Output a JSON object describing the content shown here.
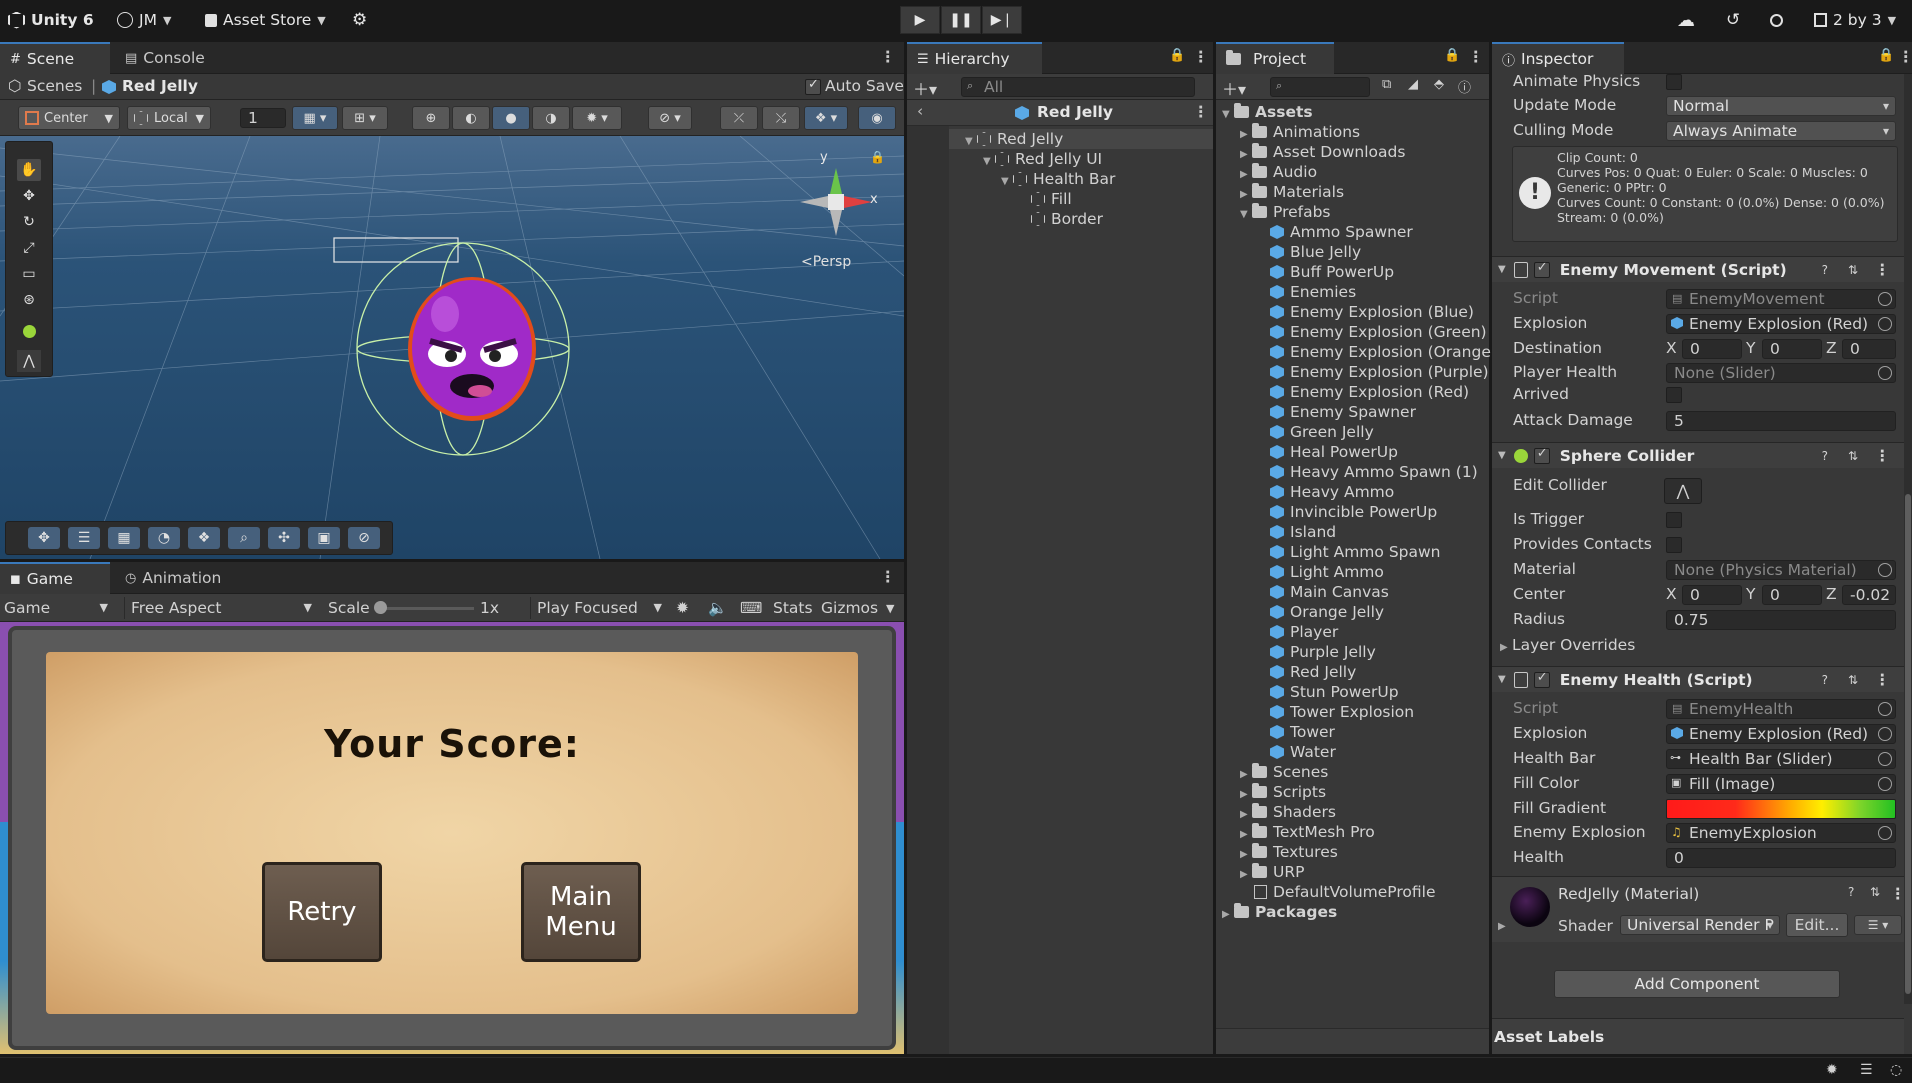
{
  "topbar": {
    "app_title": "Unity 6",
    "account": "JM",
    "asset_store": "Asset Store",
    "layout": "2 by 3"
  },
  "scene_panel": {
    "tabs": [
      "Scene",
      "Console"
    ],
    "breadcrumb": {
      "root": "Scenes",
      "current": "Red Jelly"
    },
    "auto_save": "Auto Save",
    "pivot": "Center",
    "space": "Local",
    "snap_value": "1",
    "persp_label": "<Persp",
    "axis_x": "x",
    "axis_y": "y"
  },
  "game_panel": {
    "tabs": [
      "Game",
      "Animation"
    ],
    "display": "Game",
    "aspect": "Free Aspect",
    "scale_label": "Scale",
    "scale_value": "1x",
    "play_mode": "Play Focused",
    "stats": "Stats",
    "gizmos": "Gizmos",
    "score_title": "Your Score:",
    "retry": "Retry",
    "main_menu_1": "Main",
    "main_menu_2": "Menu"
  },
  "hierarchy": {
    "tab": "Hierarchy",
    "search_placeholder": "All",
    "scene_name": "Red Jelly",
    "items": [
      {
        "label": "Red Jelly",
        "depth": 0
      },
      {
        "label": "Red Jelly UI",
        "depth": 1
      },
      {
        "label": "Health Bar",
        "depth": 2
      },
      {
        "label": "Fill",
        "depth": 3
      },
      {
        "label": "Border",
        "depth": 3
      }
    ]
  },
  "project": {
    "tab": "Project",
    "root": "Assets",
    "folders_top": [
      "Animations",
      "Asset Downloads",
      "Audio",
      "Materials"
    ],
    "prefabs_folder": "Prefabs",
    "prefabs": [
      "Ammo Spawner",
      "Blue Jelly",
      "Buff PowerUp",
      "Enemies",
      "Enemy Explosion (Blue)",
      "Enemy Explosion (Green)",
      "Enemy Explosion (Orange)",
      "Enemy Explosion (Purple)",
      "Enemy Explosion (Red)",
      "Enemy Spawner",
      "Green Jelly",
      "Heal PowerUp",
      "Heavy Ammo Spawn (1)",
      "Heavy Ammo",
      "Invincible PowerUp",
      "Island",
      "Light Ammo Spawn",
      "Light Ammo",
      "Main Canvas",
      "Orange Jelly",
      "Player",
      "Purple Jelly",
      "Red Jelly",
      "Stun PowerUp",
      "Tower Explosion",
      "Tower",
      "Water"
    ],
    "folders_bottom": [
      "Scenes",
      "Scripts",
      "Shaders",
      "TextMesh Pro",
      "Textures",
      "URP"
    ],
    "profile": "DefaultVolumeProfile",
    "packages": "Packages"
  },
  "inspector": {
    "tab": "Inspector",
    "animator": {
      "animate_physics": "Animate Physics",
      "update_mode_label": "Update Mode",
      "update_mode": "Normal",
      "culling_mode_label": "Culling Mode",
      "culling_mode": "Always Animate",
      "info": [
        "Clip Count: 0",
        "Curves Pos: 0 Quat: 0 Euler: 0 Scale: 0 Muscles: 0",
        "Generic: 0 PPtr: 0",
        "Curves Count: 0 Constant: 0 (0.0%) Dense: 0 (0.0%)",
        "Stream: 0 (0.0%)"
      ]
    },
    "enemy_movement": {
      "title": "Enemy Movement (Script)",
      "script_label": "Script",
      "script": "EnemyMovement",
      "explosion_label": "Explosion",
      "explosion": "Enemy Explosion (Red)",
      "destination_label": "Destination",
      "dx": "0",
      "dy": "0",
      "dz": "0",
      "player_health_label": "Player Health",
      "player_health": "None (Slider)",
      "arrived_label": "Arrived",
      "attack_damage_label": "Attack Damage",
      "attack_damage": "5"
    },
    "sphere_collider": {
      "title": "Sphere Collider",
      "edit_collider_label": "Edit Collider",
      "is_trigger_label": "Is Trigger",
      "provides_contacts_label": "Provides Contacts",
      "material_label": "Material",
      "material": "None (Physics Material)",
      "center_label": "Center",
      "cx": "0",
      "cy": "0",
      "cz": "-0.02",
      "radius_label": "Radius",
      "radius": "0.75",
      "layer_overrides": "Layer Overrides"
    },
    "enemy_health": {
      "title": "Enemy Health (Script)",
      "script_label": "Script",
      "script": "EnemyHealth",
      "explosion_label": "Explosion",
      "explosion": "Enemy Explosion (Red)",
      "health_bar_label": "Health Bar",
      "health_bar": "Health Bar (Slider)",
      "fill_color_label": "Fill Color",
      "fill_color": "Fill (Image)",
      "fill_gradient_label": "Fill Gradient",
      "enemy_explosion_label": "Enemy Explosion",
      "enemy_explosion": "EnemyExplosion",
      "health_label": "Health",
      "health": "0"
    },
    "material": {
      "name": "RedJelly (Material)",
      "shader_label": "Shader",
      "shader": "Universal Render P",
      "edit": "Edit..."
    },
    "add_component": "Add Component",
    "asset_labels": "Asset Labels"
  },
  "axis_labels": {
    "x": "X",
    "y": "Y",
    "z": "Z"
  },
  "colors": {
    "accent": "#3a79bb",
    "sky": "#234a6d",
    "jelly": "#a02ac8",
    "parchment": "#e8c493",
    "gradient": [
      "#ff1a1a",
      "#ffb000",
      "#ffee00",
      "#22c022"
    ]
  }
}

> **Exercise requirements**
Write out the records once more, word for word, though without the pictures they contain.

> **Solution to the exercise**
Output a JSON object describing the content shown here.
{
  "topbar": {
    "app_title": "Unity 6",
    "account": "JM",
    "asset_store": "Asset Store",
    "layout": "2 by 3"
  },
  "scene_panel": {
    "tabs": [
      "Scene",
      "Console"
    ],
    "breadcrumb": {
      "root": "Scenes",
      "current": "Red Jelly"
    },
    "auto_save": "Auto Save",
    "pivot": "Center",
    "space": "Local",
    "snap_value": "1",
    "persp_label": "<Persp",
    "axis_x": "x",
    "axis_y": "y"
  },
  "game_panel": {
    "tabs": [
      "Game",
      "Animation"
    ],
    "display": "Game",
    "aspect": "Free Aspect",
    "scale_label": "Scale",
    "scale_value": "1x",
    "play_mode": "Play Focused",
    "stats": "Stats",
    "gizmos": "Gizmos",
    "score_title": "Your Score:",
    "retry": "Retry",
    "main_menu_1": "Main",
    "main_menu_2": "Menu"
  },
  "hierarchy": {
    "tab": "Hierarchy",
    "search_placeholder": "All",
    "scene_name": "Red Jelly",
    "items": [
      {
        "label": "Red Jelly",
        "depth": 0
      },
      {
        "label": "Red Jelly UI",
        "depth": 1
      },
      {
        "label": "Health Bar",
        "depth": 2
      },
      {
        "label": "Fill",
        "depth": 3
      },
      {
        "label": "Border",
        "depth": 3
      }
    ]
  },
  "project": {
    "tab": "Project",
    "root": "Assets",
    "folders_top": [
      "Animations",
      "Asset Downloads",
      "Audio",
      "Materials"
    ],
    "prefabs_folder": "Prefabs",
    "prefabs": [
      "Ammo Spawner",
      "Blue Jelly",
      "Buff PowerUp",
      "Enemies",
      "Enemy Explosion (Blue)",
      "Enemy Explosion (Green)",
      "Enemy Explosion (Orange)",
      "Enemy Explosion (Purple)",
      "Enemy Explosion (Red)",
      "Enemy Spawner",
      "Green Jelly",
      "Heal PowerUp",
      "Heavy Ammo Spawn (1)",
      "Heavy Ammo",
      "Invincible PowerUp",
      "Island",
      "Light Ammo Spawn",
      "Light Ammo",
      "Main Canvas",
      "Orange Jelly",
      "Player",
      "Purple Jelly",
      "Red Jelly",
      "Stun PowerUp",
      "Tower Explosion",
      "Tower",
      "Water"
    ],
    "folders_bottom": [
      "Scenes",
      "Scripts",
      "Shaders",
      "TextMesh Pro",
      "Textures",
      "URP"
    ],
    "profile": "DefaultVolumeProfile",
    "packages": "Packages"
  },
  "inspector": {
    "tab": "Inspector",
    "animator": {
      "animate_physics": "Animate Physics",
      "update_mode_label": "Update Mode",
      "update_mode": "Normal",
      "culling_mode_label": "Culling Mode",
      "culling_mode": "Always Animate",
      "info": [
        "Clip Count: 0",
        "Curves Pos: 0 Quat: 0 Euler: 0 Scale: 0 Muscles: 0",
        "Generic: 0 PPtr: 0",
        "Curves Count: 0 Constant: 0 (0.0%) Dense: 0 (0.0%)",
        "Stream: 0 (0.0%)"
      ]
    },
    "enemy_movement": {
      "title": "Enemy Movement (Script)",
      "script_label": "Script",
      "script": "EnemyMovement",
      "explosion_label": "Explosion",
      "explosion": "Enemy Explosion (Red)",
      "destination_label": "Destination",
      "dx": "0",
      "dy": "0",
      "dz": "0",
      "player_health_label": "Player Health",
      "player_health": "None (Slider)",
      "arrived_label": "Arrived",
      "attack_damage_label": "Attack Damage",
      "attack_damage": "5"
    },
    "sphere_collider": {
      "title": "Sphere Collider",
      "edit_collider_label": "Edit Collider",
      "is_trigger_label": "Is Trigger",
      "provides_contacts_label": "Provides Contacts",
      "material_label": "Material",
      "material": "None (Physics Material)",
      "center_label": "Center",
      "cx": "0",
      "cy": "0",
      "cz": "-0.02",
      "radius_label": "Radius",
      "radius": "0.75",
      "layer_overrides": "Layer Overrides"
    },
    "enemy_health": {
      "title": "Enemy Health (Script)",
      "script_label": "Script",
      "script": "EnemyHealth",
      "explosion_label": "Explosion",
      "explosion": "Enemy Explosion (Red)",
      "health_bar_label": "Health Bar",
      "health_bar": "Health Bar (Slider)",
      "fill_color_label": "Fill Color",
      "fill_color": "Fill (Image)",
      "fill_gradient_label": "Fill Gradient",
      "enemy_explosion_label": "Enemy Explosion",
      "enemy_explosion": "EnemyExplosion",
      "health_label": "Health",
      "health": "0"
    },
    "material": {
      "name": "RedJelly (Material)",
      "shader_label": "Shader",
      "shader": "Universal Render P",
      "edit": "Edit..."
    },
    "add_component": "Add Component",
    "asset_labels": "Asset Labels"
  },
  "axis_labels": {
    "x": "X",
    "y": "Y",
    "z": "Z"
  },
  "colors": {
    "accent": "#3a79bb",
    "sky": "#234a6d",
    "jelly": "#a02ac8",
    "parchment": "#e8c493",
    "gradient": [
      "#ff1a1a",
      "#ffb000",
      "#ffee00",
      "#22c022"
    ]
  }
}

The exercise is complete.